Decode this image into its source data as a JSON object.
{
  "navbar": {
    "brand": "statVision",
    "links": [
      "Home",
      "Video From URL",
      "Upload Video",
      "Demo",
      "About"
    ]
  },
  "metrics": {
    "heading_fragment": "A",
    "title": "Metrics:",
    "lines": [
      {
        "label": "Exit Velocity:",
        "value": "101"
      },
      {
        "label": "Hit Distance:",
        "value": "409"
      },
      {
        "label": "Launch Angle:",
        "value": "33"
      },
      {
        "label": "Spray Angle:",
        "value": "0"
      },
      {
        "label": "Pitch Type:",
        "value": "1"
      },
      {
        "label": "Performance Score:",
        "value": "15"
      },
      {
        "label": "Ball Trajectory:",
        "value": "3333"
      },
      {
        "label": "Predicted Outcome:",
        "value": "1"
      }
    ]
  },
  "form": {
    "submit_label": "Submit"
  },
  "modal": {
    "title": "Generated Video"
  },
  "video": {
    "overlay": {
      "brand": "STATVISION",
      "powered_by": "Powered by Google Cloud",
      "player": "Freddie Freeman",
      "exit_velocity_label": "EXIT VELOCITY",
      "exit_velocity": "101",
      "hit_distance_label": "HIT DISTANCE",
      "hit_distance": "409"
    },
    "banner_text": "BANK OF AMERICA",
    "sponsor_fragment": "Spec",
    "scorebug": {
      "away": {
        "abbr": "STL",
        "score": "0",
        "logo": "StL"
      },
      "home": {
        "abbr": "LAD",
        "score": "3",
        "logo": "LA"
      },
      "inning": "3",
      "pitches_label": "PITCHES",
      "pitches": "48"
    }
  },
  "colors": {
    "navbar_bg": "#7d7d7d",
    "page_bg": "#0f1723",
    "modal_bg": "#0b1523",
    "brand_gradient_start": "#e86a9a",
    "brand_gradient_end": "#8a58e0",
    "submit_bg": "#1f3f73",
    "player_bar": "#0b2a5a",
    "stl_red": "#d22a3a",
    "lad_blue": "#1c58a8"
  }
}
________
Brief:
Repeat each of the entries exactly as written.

Result of this exercise:
Decode this image into its source data as a JSON object.
{
  "navbar": {
    "brand": "statVision",
    "links": [
      "Home",
      "Video From URL",
      "Upload Video",
      "Demo",
      "About"
    ]
  },
  "metrics": {
    "heading_fragment": "A",
    "title": "Metrics:",
    "lines": [
      {
        "label": "Exit Velocity:",
        "value": "101"
      },
      {
        "label": "Hit Distance:",
        "value": "409"
      },
      {
        "label": "Launch Angle:",
        "value": "33"
      },
      {
        "label": "Spray Angle:",
        "value": "0"
      },
      {
        "label": "Pitch Type:",
        "value": "1"
      },
      {
        "label": "Performance Score:",
        "value": "15"
      },
      {
        "label": "Ball Trajectory:",
        "value": "3333"
      },
      {
        "label": "Predicted Outcome:",
        "value": "1"
      }
    ]
  },
  "form": {
    "submit_label": "Submit"
  },
  "modal": {
    "title": "Generated Video"
  },
  "video": {
    "overlay": {
      "brand": "STATVISION",
      "powered_by": "Powered by Google Cloud",
      "player": "Freddie Freeman",
      "exit_velocity_label": "EXIT VELOCITY",
      "exit_velocity": "101",
      "hit_distance_label": "HIT DISTANCE",
      "hit_distance": "409"
    },
    "banner_text": "BANK OF AMERICA",
    "sponsor_fragment": "Spec",
    "scorebug": {
      "away": {
        "abbr": "STL",
        "score": "0",
        "logo": "StL"
      },
      "home": {
        "abbr": "LAD",
        "score": "3",
        "logo": "LA"
      },
      "inning": "3",
      "pitches_label": "PITCHES",
      "pitches": "48"
    }
  },
  "colors": {
    "navbar_bg": "#7d7d7d",
    "page_bg": "#0f1723",
    "modal_bg": "#0b1523",
    "brand_gradient_start": "#e86a9a",
    "brand_gradient_end": "#8a58e0",
    "submit_bg": "#1f3f73",
    "player_bar": "#0b2a5a",
    "stl_red": "#d22a3a",
    "lad_blue": "#1c58a8"
  }
}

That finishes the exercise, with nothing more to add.